■ Task requirements
Determine how many lines below hold the string "into". Reply with the number alone.

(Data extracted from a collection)
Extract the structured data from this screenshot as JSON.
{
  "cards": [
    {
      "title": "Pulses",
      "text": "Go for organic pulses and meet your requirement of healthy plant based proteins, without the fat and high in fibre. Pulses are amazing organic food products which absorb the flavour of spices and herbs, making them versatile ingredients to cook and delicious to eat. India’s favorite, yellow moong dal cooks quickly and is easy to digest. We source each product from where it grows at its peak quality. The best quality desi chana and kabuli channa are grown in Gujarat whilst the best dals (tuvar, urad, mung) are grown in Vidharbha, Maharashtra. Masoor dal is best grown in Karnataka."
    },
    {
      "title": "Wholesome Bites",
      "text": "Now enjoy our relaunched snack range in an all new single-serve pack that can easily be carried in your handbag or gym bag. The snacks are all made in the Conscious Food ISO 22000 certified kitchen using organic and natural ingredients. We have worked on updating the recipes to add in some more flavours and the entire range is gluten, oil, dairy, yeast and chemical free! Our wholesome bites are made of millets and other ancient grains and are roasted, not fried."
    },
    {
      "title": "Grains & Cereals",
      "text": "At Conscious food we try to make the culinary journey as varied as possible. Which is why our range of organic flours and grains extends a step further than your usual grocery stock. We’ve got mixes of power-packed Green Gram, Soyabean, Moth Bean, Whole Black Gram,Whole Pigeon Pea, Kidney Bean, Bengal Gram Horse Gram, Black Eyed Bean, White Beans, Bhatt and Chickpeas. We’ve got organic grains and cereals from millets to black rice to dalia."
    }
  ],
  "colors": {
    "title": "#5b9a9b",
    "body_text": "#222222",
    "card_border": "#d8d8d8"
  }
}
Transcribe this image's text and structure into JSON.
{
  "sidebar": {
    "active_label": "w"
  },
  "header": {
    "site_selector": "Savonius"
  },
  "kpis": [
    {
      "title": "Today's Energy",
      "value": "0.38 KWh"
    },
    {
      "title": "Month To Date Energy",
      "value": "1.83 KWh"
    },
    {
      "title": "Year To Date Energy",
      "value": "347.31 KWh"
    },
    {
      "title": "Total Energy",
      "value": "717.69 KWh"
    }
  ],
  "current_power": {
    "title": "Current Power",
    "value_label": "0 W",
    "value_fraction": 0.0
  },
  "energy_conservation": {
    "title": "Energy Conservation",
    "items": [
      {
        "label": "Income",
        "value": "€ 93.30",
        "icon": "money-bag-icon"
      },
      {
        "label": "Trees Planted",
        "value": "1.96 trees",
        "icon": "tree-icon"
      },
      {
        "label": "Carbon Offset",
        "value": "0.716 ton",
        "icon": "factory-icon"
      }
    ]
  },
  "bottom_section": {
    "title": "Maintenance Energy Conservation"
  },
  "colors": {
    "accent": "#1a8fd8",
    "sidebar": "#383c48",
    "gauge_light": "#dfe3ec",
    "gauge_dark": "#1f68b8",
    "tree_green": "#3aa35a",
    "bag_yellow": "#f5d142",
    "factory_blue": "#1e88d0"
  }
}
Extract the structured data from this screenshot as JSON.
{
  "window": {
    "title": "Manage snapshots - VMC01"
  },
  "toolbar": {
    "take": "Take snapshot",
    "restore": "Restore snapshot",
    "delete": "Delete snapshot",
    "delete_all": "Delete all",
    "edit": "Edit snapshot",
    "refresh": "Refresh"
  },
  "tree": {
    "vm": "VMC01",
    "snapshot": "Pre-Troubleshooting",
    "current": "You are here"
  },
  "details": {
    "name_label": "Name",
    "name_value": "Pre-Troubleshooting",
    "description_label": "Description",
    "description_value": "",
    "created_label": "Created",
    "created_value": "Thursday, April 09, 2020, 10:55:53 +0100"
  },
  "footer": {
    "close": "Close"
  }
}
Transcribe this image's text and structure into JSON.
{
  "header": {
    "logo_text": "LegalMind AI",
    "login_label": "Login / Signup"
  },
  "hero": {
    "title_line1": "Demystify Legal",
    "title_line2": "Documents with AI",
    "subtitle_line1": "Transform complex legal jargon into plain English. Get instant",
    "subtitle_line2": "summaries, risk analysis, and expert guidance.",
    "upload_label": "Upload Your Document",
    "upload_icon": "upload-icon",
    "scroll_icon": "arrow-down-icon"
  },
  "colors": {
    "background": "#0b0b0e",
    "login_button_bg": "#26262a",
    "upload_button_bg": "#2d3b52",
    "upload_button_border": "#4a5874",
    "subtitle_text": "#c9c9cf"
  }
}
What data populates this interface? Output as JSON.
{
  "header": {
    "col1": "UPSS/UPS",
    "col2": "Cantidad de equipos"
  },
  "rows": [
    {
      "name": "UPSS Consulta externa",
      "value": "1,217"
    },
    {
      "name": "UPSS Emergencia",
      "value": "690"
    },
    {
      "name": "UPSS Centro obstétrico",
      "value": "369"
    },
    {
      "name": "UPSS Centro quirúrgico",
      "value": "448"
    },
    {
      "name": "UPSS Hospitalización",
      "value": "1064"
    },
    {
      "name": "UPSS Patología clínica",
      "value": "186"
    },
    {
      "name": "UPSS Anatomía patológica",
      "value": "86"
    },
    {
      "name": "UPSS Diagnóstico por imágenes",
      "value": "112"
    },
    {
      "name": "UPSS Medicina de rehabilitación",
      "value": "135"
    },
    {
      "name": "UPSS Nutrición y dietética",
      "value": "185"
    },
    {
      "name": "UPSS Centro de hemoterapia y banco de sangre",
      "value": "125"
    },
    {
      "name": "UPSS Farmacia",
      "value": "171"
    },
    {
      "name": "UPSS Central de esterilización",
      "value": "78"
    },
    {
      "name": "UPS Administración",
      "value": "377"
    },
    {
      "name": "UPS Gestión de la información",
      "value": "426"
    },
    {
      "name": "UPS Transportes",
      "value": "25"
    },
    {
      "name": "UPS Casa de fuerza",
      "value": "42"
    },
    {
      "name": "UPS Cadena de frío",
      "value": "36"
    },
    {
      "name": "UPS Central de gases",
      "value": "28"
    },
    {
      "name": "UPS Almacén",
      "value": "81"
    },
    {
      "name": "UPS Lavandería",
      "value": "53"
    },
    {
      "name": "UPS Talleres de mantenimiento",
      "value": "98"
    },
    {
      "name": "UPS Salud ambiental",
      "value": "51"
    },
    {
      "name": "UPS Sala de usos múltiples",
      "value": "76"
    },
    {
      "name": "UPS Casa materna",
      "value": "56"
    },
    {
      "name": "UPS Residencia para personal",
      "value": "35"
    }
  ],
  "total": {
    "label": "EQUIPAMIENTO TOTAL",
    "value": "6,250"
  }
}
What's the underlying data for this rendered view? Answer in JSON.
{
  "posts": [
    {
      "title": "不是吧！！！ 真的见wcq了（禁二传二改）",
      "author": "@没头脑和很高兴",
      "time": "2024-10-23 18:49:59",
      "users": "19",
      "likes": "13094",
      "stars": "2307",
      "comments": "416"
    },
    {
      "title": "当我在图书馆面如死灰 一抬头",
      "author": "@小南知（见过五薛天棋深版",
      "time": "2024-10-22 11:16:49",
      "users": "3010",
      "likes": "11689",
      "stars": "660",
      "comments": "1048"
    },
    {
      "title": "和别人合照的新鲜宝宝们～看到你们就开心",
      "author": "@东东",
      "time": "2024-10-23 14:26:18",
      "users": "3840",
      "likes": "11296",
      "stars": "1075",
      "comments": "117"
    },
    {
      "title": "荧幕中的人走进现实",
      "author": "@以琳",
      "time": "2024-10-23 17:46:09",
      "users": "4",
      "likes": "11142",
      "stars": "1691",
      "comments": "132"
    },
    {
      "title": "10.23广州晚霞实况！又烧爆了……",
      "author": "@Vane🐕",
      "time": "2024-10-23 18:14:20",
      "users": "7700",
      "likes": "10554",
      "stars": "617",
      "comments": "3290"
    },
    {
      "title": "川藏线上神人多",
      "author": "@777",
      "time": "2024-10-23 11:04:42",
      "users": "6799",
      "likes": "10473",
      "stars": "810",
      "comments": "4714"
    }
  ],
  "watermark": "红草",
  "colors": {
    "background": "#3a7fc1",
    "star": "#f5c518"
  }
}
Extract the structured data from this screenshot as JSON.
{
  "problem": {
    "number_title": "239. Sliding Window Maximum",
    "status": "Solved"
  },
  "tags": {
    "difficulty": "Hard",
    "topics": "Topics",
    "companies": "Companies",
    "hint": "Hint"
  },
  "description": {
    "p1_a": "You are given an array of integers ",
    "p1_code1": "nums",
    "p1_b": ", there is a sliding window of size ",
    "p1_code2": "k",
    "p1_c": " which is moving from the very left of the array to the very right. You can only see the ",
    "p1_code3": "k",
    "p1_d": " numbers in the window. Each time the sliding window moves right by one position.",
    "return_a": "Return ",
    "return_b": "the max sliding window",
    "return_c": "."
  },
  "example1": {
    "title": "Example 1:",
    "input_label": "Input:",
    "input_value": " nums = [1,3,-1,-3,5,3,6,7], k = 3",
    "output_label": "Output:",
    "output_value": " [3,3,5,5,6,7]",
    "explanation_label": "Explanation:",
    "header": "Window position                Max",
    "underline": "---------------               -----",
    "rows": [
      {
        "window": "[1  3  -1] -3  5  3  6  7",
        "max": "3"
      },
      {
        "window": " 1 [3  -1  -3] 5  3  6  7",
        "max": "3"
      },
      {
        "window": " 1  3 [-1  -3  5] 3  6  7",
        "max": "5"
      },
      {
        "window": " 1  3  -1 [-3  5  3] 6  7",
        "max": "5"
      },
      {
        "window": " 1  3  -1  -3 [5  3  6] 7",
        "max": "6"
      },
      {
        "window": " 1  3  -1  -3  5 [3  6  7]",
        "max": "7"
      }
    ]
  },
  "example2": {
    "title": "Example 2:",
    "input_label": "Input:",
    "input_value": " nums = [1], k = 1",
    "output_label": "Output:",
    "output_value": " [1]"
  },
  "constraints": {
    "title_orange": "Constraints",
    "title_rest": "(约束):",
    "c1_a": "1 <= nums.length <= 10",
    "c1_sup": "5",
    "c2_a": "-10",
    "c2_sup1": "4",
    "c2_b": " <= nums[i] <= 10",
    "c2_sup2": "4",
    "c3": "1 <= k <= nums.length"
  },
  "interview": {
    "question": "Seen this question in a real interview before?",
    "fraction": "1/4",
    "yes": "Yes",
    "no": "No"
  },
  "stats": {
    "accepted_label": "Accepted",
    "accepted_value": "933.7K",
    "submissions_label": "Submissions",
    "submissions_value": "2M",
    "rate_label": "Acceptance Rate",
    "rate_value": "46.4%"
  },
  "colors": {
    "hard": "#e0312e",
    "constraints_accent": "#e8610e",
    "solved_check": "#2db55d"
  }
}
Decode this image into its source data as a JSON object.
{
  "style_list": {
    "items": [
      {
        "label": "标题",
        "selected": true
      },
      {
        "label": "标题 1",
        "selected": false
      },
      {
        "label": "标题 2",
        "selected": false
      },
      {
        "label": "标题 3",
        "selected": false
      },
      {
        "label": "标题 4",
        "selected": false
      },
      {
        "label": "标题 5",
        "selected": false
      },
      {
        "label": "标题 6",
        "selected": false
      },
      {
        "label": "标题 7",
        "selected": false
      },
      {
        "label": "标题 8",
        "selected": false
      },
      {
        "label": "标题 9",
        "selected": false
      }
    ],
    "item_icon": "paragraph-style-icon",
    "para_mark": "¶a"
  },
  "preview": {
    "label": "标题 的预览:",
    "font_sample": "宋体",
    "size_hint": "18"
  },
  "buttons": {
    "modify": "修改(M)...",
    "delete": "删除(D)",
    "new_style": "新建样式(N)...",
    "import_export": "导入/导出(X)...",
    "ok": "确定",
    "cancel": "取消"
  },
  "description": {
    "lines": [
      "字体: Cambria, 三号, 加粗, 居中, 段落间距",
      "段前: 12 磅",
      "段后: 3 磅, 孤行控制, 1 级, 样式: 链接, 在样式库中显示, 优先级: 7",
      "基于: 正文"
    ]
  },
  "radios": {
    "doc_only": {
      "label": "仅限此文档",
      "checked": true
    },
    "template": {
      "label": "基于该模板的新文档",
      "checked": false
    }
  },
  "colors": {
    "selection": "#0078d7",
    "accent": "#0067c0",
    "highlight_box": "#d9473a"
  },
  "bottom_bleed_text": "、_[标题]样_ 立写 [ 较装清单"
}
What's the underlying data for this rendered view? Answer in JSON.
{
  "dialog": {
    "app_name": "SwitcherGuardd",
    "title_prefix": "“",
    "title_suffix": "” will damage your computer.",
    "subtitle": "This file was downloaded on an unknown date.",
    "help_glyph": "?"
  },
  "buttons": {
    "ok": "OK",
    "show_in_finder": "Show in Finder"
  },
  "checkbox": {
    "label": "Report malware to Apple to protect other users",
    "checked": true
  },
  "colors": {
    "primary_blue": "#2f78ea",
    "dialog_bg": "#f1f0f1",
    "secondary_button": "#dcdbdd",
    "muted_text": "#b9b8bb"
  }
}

■ Problem solution
4